In countries ranging from Ethiopia to India, female would-be migrants are far more likely to heed warnings from other women who have gone before them than activists, governments or the media, said the Freedom Fund, a global anti-slavery initiative.
“Across Africa and Asia, women tend to be aware of the risks of migrating for work, but think it won’t happen to them and are under pressure from their families,” Nick Grono, head of the Freedom Fund, said.
“They might not trust their governments or western NGOs, but they will listen to and trust women within their communities.”
About 25 million people were trapped in forced labour last year, with women and girls accounting for 60 percent of victims, according to a landmark joint estimate by the International Labour Organisation (ILO) and rights group Walk Free Foundation.
Countless women from sub-Saharan Africa and South Asia migrate to Gulf countries every year to work as maids for wealthy families, and within countries including Nepal and India for jobs in agriculture, construction and tailoring.
Many end up falling into modern slavery – having their documents confiscated, unable to move freely, working long days for little or no pay, and enduring physical and sexual abuse.
Giving women survivors of trafficking and slavery the chance to talk about their experiences back home also helps them to rebuild their confidence and reintegrate into their communities, said Tsitsi Matekaire of the campaign charity Equality Now.

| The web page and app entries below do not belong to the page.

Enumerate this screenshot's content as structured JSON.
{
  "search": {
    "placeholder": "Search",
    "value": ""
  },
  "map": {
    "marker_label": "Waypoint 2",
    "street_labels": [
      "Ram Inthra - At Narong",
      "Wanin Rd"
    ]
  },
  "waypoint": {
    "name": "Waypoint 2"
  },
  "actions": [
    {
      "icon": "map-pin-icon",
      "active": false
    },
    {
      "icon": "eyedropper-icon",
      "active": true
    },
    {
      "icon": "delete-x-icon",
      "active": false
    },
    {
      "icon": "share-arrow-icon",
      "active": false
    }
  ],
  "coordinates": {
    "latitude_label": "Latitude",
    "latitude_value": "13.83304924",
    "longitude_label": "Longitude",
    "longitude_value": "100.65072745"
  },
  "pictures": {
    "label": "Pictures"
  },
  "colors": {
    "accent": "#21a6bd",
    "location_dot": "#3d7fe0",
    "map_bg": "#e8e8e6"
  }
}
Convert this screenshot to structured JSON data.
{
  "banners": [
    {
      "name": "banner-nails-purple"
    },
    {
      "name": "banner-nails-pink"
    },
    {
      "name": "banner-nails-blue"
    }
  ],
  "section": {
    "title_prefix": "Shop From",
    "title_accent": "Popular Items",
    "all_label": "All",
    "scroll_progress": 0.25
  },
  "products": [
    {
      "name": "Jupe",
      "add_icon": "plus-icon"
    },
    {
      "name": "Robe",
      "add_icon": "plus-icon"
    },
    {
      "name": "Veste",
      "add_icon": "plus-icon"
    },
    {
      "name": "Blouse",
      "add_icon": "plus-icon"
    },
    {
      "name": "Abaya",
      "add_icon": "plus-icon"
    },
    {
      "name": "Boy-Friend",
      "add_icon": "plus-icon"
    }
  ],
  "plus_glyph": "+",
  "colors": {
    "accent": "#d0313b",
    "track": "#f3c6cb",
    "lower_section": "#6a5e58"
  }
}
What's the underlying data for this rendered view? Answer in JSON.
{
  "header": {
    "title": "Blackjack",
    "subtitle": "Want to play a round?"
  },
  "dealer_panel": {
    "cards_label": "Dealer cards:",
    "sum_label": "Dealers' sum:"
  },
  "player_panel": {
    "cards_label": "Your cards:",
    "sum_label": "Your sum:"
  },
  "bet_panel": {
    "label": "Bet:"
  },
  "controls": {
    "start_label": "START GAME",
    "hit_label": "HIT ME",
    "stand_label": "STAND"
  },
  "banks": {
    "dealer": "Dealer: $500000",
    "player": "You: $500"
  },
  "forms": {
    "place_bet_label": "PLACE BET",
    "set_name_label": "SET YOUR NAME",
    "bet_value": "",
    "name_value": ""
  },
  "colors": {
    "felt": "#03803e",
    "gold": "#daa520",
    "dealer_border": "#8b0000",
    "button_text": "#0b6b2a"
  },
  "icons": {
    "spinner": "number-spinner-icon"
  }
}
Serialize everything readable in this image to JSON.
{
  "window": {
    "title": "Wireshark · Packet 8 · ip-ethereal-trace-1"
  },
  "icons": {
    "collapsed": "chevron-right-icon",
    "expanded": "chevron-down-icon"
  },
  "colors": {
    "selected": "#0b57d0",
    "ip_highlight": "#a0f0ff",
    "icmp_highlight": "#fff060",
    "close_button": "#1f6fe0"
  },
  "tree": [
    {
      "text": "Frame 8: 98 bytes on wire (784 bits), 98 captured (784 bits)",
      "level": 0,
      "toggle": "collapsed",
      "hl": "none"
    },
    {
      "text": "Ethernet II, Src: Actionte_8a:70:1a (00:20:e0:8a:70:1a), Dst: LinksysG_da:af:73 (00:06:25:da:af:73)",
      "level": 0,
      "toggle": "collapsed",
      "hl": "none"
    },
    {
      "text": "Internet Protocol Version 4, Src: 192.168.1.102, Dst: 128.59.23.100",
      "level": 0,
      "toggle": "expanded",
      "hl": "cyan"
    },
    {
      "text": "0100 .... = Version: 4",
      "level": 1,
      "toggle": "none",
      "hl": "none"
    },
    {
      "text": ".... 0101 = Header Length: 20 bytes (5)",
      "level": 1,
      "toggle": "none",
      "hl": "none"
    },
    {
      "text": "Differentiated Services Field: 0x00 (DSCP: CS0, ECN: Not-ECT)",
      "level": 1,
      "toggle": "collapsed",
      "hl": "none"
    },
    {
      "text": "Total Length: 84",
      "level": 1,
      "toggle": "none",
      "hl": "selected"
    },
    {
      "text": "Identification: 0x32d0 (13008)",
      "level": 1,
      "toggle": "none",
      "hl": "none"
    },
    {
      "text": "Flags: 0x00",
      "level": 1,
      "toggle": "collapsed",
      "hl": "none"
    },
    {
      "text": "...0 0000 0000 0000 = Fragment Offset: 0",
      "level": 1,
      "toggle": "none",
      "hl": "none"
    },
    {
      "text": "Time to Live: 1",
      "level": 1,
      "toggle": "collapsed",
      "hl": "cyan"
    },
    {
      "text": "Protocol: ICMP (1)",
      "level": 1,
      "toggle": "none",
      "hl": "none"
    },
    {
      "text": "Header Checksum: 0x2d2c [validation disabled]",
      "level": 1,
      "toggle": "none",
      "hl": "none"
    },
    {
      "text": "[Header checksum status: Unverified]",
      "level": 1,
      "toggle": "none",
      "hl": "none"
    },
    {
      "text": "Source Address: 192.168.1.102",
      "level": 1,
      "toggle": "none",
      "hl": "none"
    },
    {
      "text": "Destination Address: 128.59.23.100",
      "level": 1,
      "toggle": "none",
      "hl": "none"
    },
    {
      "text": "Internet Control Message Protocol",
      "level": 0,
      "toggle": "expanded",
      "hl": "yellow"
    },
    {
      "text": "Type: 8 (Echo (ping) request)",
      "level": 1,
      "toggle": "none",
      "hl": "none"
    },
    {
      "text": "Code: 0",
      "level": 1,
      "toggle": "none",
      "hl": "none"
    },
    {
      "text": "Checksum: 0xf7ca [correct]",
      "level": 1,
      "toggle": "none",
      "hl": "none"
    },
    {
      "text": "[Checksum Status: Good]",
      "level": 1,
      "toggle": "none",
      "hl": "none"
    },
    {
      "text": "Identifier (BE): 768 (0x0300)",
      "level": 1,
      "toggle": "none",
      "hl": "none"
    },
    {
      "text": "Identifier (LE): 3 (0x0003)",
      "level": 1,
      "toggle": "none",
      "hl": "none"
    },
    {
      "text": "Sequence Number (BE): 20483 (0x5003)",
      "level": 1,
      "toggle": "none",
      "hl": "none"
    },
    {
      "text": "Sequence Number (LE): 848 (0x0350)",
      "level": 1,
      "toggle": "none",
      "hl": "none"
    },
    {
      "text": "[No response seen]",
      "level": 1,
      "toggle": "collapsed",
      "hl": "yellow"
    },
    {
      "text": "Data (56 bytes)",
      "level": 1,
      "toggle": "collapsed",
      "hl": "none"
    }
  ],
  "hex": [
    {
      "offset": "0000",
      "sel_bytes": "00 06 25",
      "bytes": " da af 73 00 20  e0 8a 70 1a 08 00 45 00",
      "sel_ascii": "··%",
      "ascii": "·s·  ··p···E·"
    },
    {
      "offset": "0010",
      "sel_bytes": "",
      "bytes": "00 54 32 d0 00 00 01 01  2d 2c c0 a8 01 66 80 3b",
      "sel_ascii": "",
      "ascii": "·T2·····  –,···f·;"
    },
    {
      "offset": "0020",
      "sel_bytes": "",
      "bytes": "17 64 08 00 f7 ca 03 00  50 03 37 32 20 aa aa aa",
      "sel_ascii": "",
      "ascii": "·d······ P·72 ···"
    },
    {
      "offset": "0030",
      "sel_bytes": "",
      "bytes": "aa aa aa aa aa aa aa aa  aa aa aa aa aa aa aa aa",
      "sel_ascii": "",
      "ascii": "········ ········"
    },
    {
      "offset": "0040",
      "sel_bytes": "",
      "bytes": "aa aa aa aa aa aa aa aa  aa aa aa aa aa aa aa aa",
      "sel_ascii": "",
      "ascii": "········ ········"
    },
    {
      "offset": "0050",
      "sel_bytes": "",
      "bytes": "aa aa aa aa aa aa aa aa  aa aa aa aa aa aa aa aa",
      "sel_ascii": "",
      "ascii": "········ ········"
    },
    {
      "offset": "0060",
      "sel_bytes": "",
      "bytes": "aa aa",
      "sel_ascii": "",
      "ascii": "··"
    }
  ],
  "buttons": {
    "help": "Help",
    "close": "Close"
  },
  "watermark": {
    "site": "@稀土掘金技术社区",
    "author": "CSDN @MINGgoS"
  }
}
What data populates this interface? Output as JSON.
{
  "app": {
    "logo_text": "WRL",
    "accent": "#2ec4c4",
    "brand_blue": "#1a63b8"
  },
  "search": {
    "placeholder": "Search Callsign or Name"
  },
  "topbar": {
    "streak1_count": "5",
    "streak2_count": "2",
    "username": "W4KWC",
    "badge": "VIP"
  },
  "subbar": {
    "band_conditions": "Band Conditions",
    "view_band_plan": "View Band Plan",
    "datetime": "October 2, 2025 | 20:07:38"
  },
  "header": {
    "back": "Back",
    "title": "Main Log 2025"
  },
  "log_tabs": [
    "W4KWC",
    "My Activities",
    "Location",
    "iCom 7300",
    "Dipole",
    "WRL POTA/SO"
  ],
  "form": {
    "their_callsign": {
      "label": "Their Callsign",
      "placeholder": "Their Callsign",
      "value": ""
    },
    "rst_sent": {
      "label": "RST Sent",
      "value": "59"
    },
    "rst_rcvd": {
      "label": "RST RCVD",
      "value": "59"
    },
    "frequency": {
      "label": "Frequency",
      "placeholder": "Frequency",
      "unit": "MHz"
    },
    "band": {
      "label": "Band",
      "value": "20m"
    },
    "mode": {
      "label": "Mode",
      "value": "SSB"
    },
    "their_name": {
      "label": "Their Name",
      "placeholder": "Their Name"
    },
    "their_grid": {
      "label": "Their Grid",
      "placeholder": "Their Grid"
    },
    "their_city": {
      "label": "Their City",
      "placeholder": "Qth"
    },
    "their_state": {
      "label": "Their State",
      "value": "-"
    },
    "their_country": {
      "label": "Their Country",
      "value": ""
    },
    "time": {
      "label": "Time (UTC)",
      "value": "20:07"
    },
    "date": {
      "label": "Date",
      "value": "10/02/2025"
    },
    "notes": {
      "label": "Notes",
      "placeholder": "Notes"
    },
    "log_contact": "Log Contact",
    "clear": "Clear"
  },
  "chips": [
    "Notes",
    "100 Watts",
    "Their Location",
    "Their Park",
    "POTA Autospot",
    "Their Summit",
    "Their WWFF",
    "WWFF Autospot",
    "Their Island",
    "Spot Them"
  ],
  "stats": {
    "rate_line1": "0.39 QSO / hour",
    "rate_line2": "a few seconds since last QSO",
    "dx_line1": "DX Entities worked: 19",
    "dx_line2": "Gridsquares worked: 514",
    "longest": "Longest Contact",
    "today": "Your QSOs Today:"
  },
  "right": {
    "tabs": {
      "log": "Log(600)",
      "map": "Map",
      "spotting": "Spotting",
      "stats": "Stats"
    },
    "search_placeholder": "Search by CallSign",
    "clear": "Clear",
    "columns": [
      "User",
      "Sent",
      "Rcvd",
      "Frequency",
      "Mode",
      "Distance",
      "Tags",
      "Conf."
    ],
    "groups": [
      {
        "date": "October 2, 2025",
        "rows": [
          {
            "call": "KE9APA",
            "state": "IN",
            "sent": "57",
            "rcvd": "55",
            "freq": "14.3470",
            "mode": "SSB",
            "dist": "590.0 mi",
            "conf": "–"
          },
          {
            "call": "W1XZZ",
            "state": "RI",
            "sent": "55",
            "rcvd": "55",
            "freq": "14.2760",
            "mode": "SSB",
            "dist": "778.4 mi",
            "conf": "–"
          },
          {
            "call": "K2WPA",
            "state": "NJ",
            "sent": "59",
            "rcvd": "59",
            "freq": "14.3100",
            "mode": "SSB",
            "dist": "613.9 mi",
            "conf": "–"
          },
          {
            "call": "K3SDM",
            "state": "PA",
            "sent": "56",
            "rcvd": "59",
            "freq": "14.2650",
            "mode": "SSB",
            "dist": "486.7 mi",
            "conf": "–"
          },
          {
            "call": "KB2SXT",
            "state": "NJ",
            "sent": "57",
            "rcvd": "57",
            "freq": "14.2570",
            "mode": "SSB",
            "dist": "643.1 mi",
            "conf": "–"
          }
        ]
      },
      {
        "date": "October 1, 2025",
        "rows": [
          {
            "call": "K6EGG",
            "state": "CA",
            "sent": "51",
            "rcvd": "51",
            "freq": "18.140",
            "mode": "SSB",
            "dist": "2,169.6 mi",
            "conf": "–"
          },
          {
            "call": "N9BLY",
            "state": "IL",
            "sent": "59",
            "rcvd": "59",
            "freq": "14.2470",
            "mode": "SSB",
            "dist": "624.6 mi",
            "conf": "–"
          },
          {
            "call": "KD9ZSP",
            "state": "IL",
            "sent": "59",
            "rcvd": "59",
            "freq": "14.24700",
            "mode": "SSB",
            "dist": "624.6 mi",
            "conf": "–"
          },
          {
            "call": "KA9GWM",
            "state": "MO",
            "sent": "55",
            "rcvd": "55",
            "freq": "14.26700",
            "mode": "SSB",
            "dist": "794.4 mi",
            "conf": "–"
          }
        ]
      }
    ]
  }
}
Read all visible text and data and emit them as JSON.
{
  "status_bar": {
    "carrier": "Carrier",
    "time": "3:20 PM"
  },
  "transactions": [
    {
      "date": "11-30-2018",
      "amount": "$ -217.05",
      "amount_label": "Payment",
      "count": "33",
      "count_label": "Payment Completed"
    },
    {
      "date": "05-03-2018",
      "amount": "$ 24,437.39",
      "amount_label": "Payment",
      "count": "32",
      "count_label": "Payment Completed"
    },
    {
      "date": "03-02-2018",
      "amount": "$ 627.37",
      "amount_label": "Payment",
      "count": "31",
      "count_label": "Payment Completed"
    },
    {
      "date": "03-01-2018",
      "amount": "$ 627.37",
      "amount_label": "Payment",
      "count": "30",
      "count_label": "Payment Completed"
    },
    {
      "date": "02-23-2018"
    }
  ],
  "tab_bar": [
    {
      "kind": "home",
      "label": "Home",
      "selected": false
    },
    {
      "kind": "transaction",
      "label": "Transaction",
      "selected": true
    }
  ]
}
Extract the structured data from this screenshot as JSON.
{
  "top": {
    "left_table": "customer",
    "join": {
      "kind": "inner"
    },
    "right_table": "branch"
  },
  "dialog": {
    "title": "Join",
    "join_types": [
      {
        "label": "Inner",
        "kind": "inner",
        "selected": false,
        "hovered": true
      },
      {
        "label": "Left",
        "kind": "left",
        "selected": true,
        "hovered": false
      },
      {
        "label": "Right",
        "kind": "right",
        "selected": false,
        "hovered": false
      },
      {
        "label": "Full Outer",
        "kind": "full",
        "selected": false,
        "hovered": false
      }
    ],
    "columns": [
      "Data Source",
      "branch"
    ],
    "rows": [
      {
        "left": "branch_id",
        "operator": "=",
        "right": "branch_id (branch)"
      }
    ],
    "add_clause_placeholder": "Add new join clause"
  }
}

“Survivors’ perspectives and insight … must be at the centre of efforts to end human trafficking, including in the development of effective gender equality laws and policies,” said the manager of the group’s anti-sex trafficking programme.
The Freedom Fund is supporting projects that provide female former migrants with a platform to speak, establish peer groups of teenage girls and support women to take up leadership roles with civil society groups that tackle slavery and trafficking.